The demonstrator is the “largest, most-ambitious project under” SFNP, says Robert Pearce, associate administrator of NASA’s Aeronautics Research Mission Directorate. “This is an experimental aircraft… This is high-risk technology.”
NASA had previously aimed to fly its single-aisle demonstrator as soon as late 2025. The new timeline – with first flight pegged for 2028 – reflects a realistic review of the programme’s complexity and budgeting, NASA says.
In soliciting partners to develop the demonstrator, NASA received “several excellent” proposals, though Nelson says Boeing’s was “by far the best”.

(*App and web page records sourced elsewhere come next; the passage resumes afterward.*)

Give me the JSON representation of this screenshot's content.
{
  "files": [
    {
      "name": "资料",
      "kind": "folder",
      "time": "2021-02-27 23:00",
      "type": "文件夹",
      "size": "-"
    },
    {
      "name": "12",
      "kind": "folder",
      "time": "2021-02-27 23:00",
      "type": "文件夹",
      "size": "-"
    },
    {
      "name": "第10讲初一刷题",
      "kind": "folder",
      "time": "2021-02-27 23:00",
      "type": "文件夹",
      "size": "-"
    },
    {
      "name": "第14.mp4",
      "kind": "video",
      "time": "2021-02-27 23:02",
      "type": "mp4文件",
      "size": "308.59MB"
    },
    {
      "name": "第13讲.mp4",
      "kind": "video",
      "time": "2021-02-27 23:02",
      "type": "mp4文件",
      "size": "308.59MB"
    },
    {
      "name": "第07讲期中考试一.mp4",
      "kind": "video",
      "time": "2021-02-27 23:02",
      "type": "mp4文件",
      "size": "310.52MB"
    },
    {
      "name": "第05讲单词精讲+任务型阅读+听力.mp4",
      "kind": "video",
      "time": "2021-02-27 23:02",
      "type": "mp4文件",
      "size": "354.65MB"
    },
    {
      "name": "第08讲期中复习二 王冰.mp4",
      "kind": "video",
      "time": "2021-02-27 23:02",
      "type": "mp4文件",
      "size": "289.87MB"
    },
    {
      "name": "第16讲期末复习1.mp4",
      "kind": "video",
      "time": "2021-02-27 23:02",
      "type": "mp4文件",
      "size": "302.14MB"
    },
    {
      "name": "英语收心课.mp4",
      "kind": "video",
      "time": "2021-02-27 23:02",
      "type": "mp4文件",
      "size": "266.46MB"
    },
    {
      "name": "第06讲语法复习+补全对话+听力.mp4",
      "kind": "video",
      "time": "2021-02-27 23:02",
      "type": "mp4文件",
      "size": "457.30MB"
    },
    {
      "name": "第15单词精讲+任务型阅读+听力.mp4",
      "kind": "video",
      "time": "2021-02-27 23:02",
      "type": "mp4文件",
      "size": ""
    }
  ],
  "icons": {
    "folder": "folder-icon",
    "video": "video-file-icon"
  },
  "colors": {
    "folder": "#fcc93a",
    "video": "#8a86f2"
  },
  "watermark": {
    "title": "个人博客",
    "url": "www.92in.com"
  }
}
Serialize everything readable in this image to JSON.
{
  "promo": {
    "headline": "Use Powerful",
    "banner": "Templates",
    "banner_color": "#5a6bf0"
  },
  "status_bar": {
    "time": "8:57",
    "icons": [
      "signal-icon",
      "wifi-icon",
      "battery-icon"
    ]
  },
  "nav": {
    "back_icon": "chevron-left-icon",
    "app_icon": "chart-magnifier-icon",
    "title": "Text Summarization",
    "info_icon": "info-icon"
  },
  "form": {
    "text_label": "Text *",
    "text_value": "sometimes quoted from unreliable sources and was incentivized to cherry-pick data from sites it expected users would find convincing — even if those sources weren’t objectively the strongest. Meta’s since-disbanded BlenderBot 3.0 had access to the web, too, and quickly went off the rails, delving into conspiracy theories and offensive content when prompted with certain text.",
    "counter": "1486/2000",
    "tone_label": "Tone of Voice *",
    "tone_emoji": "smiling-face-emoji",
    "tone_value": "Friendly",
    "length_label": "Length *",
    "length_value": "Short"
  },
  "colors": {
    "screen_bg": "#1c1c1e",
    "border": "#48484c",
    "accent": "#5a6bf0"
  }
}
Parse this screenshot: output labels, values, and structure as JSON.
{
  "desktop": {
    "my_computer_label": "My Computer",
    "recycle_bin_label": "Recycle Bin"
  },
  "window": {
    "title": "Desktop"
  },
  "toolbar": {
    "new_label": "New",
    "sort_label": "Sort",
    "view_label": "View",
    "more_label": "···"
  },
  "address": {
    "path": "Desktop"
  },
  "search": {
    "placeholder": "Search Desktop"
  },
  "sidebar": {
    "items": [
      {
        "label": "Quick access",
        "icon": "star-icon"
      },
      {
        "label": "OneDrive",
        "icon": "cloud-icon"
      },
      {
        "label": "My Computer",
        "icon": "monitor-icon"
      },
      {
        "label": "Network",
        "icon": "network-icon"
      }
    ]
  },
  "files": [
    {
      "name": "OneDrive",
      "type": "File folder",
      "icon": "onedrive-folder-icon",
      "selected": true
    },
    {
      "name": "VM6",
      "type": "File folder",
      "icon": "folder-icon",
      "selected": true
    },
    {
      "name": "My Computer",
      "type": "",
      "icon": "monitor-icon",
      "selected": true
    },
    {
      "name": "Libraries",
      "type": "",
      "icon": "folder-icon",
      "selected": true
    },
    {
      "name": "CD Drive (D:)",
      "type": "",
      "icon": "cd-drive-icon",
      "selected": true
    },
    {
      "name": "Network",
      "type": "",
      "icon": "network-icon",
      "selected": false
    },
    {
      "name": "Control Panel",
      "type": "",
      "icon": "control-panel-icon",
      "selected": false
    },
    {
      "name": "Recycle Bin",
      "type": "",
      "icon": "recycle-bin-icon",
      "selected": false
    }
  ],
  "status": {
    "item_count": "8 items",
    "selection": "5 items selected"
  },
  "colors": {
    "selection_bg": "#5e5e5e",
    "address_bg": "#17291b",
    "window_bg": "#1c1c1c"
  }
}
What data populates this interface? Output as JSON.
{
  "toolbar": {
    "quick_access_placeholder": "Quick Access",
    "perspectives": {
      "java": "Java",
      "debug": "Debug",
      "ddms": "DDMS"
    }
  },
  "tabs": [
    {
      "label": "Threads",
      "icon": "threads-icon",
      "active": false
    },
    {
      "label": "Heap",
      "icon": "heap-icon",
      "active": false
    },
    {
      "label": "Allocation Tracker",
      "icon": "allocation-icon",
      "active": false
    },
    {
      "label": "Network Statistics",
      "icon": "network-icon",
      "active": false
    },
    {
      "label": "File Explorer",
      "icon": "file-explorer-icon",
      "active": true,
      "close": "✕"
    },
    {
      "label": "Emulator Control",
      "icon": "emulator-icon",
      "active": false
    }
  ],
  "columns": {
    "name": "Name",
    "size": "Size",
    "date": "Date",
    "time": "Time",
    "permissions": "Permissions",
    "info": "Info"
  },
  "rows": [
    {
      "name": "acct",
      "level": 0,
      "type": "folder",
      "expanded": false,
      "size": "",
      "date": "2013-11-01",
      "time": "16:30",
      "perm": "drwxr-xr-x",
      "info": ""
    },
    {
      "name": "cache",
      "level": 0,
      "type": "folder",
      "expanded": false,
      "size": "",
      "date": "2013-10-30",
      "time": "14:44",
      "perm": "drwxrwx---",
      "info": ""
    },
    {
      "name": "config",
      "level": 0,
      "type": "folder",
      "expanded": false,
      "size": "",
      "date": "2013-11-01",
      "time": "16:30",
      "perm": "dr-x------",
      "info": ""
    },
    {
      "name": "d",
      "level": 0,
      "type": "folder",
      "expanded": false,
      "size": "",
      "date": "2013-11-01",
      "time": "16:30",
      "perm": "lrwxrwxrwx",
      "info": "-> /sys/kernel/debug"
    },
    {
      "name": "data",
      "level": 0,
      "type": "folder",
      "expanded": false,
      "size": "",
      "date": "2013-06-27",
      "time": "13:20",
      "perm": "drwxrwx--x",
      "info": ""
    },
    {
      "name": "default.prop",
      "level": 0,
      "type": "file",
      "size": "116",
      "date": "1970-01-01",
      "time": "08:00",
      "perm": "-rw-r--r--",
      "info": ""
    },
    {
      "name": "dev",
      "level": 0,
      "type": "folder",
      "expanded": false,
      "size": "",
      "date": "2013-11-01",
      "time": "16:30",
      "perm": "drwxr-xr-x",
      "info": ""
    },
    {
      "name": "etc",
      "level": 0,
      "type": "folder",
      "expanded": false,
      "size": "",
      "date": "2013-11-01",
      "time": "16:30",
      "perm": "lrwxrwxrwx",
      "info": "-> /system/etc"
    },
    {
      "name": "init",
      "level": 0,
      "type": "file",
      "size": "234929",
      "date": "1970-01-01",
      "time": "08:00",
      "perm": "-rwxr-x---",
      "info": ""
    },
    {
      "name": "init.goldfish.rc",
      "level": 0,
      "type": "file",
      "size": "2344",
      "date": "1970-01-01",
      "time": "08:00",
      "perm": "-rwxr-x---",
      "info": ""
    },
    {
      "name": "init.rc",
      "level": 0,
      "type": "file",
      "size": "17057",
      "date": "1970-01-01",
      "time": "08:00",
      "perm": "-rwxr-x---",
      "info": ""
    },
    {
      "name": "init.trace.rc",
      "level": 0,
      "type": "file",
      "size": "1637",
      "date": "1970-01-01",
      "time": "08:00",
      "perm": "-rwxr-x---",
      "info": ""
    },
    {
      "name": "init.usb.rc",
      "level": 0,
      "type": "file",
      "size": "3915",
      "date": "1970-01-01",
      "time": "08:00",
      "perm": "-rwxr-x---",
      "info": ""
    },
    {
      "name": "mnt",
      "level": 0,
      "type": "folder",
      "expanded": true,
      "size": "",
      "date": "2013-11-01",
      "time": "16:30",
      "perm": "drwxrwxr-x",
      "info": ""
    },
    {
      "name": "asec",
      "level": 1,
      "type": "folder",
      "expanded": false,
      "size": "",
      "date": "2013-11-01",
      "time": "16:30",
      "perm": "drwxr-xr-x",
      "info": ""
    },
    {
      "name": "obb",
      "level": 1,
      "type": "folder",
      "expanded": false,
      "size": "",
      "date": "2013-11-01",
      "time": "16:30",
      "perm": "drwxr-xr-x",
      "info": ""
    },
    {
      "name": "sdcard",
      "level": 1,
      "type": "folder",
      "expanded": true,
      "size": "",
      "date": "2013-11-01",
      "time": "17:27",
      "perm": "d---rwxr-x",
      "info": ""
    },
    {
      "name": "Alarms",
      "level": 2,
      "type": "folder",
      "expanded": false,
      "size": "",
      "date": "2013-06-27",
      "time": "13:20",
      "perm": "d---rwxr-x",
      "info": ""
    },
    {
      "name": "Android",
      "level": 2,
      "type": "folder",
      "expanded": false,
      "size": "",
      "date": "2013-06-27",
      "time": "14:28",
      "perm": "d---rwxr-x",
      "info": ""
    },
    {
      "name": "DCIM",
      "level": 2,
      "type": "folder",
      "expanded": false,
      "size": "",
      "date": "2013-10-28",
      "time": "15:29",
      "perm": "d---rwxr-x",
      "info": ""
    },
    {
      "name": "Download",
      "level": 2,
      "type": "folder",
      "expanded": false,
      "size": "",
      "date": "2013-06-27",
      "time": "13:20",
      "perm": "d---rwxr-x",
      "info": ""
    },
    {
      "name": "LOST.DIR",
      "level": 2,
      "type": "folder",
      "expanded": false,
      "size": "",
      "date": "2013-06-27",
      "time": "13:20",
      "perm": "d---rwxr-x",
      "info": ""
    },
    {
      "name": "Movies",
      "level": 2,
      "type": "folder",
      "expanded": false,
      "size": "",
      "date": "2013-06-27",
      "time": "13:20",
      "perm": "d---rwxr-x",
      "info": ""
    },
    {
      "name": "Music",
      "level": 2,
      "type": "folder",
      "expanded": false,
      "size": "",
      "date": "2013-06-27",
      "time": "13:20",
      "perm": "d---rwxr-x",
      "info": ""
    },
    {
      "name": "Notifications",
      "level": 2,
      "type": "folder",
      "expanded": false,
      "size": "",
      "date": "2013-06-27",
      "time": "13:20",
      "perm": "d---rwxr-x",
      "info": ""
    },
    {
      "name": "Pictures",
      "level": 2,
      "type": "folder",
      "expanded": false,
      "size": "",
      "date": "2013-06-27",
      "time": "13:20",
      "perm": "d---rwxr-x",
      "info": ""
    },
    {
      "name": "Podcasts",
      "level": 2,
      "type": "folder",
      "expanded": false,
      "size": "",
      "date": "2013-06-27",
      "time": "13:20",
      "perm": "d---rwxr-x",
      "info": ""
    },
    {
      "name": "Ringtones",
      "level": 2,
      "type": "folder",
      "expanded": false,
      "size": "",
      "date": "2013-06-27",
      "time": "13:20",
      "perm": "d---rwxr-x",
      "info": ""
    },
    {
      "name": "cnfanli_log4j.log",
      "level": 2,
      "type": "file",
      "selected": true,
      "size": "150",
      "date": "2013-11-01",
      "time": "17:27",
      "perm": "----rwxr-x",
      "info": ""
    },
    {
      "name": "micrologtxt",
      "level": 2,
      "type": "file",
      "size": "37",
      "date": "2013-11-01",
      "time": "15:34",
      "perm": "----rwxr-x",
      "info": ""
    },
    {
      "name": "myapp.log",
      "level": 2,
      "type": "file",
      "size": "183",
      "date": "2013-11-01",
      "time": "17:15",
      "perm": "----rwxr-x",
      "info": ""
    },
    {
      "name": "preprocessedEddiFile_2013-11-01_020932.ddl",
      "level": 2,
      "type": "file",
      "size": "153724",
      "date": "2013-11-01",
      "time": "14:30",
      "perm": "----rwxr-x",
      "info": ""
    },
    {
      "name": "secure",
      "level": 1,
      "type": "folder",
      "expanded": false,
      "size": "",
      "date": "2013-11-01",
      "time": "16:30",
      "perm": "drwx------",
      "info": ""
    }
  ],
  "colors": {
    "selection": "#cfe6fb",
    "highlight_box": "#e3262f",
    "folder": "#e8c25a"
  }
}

“NASA selected Boeing… based on their design concept… their plan [for] addressing key technology gaps and their potential commercialisation,” he adds.
NASA researchers have in the last decade studied various efficiency improving technologies that could be practical for jets that will replace today’s narrowbody aircraft – meaning Boeing’s 737 and Airbus’s A320neo-family of jets.
It has evaluated designs such as “double-bubble” fuselages, aircraft with “blended-wing” bodies and the truss-brace concept.
NASA previously partnered with Boeing to advance the truss-brace design via its Subsonic Ultra Green Aircraft Research programme.
In 2019, Boeing revealed a conceptual Mach 0.8 truss-braced airliner featuring folding wings with a span of about 52m (170ft). By comparison, the wings of a Boeing 737 have a span of around 35m. Boeing says it has already spent $110 million in “recent phases of sustainable aviation research”.
“We have been… working on tech like this for well over 15 years,” says NASA’s Pearce.
Boeing is widely expected in the 2030s to bring to market a new narrowbody aircraft to replace 737s.
NASA deputy administrator Pam Melroy describes the demonstrator programme as reflecting “NASA’s commitment to reducing carbon emissions in the air transportation system”.
This year, NASA intends to complete first flight of two other demonstrators: X-59, a supersonic aircraft designed to have a quieter sonic boom, and an all-electric experimental aircraft called X-57.